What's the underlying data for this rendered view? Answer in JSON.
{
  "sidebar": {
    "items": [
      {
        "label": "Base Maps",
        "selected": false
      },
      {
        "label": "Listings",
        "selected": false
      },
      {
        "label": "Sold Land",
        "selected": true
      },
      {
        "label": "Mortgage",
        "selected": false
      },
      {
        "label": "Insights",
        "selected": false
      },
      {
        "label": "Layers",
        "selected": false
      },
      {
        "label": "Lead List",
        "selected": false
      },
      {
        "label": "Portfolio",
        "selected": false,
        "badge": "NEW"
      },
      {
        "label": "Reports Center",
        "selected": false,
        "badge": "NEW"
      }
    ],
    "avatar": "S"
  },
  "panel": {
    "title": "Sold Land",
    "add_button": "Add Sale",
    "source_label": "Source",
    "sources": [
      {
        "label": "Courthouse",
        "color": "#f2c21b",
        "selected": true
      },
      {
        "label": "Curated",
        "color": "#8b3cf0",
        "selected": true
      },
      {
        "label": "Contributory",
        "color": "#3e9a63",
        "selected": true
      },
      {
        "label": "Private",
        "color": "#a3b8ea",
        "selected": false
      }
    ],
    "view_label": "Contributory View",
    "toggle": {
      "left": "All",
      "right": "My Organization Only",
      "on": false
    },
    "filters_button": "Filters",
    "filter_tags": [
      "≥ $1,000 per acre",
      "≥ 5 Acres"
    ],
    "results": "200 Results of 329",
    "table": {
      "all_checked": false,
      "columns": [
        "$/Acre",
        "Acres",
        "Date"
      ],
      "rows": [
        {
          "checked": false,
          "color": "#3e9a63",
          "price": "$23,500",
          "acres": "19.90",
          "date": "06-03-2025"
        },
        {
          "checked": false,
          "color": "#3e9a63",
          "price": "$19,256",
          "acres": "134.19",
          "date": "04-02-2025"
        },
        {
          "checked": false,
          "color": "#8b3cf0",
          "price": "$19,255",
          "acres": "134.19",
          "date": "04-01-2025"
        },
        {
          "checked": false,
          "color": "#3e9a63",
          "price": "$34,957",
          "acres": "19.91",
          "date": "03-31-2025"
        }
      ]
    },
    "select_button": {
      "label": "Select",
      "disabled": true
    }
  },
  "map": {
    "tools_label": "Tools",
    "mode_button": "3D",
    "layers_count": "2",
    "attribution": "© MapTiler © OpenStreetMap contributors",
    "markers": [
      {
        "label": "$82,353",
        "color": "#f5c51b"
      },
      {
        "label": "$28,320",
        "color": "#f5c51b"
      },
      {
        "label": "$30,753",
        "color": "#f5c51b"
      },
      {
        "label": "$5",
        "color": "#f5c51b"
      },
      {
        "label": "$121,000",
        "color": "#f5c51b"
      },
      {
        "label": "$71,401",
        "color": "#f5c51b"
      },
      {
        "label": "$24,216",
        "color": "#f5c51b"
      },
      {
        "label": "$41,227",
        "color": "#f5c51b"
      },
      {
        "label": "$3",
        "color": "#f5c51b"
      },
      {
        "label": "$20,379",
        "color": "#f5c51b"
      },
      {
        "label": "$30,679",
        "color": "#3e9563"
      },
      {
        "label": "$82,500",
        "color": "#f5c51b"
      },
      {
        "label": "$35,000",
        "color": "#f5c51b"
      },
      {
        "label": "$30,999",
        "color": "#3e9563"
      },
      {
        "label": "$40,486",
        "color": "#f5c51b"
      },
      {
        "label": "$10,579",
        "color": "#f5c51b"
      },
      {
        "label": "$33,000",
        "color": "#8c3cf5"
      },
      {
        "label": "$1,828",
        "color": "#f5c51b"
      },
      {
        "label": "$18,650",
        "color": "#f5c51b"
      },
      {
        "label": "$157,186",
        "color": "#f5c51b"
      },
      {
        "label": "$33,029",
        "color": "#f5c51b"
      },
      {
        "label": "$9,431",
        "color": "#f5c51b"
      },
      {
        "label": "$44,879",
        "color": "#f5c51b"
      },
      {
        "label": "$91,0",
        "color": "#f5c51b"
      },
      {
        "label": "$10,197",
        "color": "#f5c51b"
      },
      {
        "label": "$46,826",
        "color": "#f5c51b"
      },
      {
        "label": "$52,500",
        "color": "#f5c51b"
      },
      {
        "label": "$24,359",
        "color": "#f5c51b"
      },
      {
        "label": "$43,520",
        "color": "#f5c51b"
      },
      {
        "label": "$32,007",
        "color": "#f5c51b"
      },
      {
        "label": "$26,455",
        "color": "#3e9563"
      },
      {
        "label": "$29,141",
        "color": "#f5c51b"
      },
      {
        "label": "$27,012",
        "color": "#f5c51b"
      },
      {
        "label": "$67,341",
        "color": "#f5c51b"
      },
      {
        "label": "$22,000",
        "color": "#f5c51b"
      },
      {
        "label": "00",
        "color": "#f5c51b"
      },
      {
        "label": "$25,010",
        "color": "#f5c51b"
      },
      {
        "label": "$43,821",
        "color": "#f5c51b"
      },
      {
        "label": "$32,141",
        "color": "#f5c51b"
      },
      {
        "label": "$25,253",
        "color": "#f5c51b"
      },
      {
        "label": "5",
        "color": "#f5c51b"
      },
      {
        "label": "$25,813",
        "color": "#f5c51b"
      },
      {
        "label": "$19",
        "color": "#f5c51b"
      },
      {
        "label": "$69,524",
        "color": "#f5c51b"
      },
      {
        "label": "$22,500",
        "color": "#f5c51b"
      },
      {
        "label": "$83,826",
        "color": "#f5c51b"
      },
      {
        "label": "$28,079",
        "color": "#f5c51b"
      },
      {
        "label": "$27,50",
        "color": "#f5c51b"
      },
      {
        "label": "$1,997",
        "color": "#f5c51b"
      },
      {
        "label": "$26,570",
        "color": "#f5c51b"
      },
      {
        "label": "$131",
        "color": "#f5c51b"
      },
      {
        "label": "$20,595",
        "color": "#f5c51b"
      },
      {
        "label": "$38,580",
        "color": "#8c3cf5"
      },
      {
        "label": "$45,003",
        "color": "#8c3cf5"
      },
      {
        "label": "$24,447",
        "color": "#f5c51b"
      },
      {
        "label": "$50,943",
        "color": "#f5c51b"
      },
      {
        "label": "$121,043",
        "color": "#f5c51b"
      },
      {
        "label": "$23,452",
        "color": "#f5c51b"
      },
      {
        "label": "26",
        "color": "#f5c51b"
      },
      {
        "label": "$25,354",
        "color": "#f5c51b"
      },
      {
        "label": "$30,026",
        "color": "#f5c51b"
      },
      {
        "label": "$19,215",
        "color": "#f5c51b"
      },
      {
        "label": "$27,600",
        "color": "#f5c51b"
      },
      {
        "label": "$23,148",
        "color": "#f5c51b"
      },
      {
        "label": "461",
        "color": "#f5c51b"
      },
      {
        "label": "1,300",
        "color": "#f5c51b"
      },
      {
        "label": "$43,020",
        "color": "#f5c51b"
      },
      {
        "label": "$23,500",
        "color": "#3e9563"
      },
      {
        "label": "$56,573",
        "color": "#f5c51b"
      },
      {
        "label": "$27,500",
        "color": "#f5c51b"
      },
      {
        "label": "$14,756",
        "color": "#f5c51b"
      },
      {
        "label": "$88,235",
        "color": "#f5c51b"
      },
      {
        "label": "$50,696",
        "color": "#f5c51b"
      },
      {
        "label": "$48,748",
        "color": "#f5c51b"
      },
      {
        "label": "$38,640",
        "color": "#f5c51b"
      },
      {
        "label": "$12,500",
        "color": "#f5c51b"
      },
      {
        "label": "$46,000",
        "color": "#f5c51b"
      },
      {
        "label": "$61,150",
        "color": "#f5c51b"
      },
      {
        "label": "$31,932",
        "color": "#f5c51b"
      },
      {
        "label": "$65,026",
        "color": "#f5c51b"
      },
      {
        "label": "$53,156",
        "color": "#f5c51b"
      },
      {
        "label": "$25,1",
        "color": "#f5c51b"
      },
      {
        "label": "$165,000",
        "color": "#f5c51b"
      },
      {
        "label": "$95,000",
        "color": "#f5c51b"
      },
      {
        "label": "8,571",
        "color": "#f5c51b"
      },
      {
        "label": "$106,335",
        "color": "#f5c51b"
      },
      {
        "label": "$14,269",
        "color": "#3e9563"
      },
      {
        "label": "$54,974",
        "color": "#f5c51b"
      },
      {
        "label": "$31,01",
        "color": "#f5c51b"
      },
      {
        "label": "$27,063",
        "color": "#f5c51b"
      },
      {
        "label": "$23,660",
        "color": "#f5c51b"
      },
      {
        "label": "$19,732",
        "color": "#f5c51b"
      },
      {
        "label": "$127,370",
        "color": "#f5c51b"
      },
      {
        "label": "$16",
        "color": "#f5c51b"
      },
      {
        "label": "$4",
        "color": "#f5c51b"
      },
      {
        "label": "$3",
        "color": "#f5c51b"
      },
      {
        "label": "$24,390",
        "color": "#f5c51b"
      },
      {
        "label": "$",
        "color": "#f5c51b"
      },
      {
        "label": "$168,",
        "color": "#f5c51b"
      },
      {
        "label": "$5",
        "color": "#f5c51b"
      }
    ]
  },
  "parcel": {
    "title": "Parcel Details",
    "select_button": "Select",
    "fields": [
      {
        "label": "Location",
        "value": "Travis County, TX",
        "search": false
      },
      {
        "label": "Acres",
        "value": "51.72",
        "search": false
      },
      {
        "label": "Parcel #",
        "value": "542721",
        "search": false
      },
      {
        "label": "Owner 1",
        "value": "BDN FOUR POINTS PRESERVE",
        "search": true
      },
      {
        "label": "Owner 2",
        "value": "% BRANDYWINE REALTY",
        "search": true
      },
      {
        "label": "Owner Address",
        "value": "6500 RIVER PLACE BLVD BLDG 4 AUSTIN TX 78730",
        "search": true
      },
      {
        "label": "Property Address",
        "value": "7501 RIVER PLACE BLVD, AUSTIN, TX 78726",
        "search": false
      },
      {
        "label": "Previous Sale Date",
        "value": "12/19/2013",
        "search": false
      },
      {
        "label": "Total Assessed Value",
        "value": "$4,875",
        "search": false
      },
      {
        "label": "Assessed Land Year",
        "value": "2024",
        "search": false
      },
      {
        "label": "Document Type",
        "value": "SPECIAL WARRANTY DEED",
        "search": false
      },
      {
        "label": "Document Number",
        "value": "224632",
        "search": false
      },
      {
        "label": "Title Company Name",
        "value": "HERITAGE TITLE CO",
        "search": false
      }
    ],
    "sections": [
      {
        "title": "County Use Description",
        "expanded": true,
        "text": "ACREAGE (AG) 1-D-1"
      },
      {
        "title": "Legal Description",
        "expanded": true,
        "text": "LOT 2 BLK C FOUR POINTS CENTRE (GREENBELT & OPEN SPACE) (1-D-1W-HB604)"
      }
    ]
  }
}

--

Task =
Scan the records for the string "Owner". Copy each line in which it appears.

Answer to this task =
        "label": "Owner 1",
        "label": "Owner 2",
        "label": "Owner Address",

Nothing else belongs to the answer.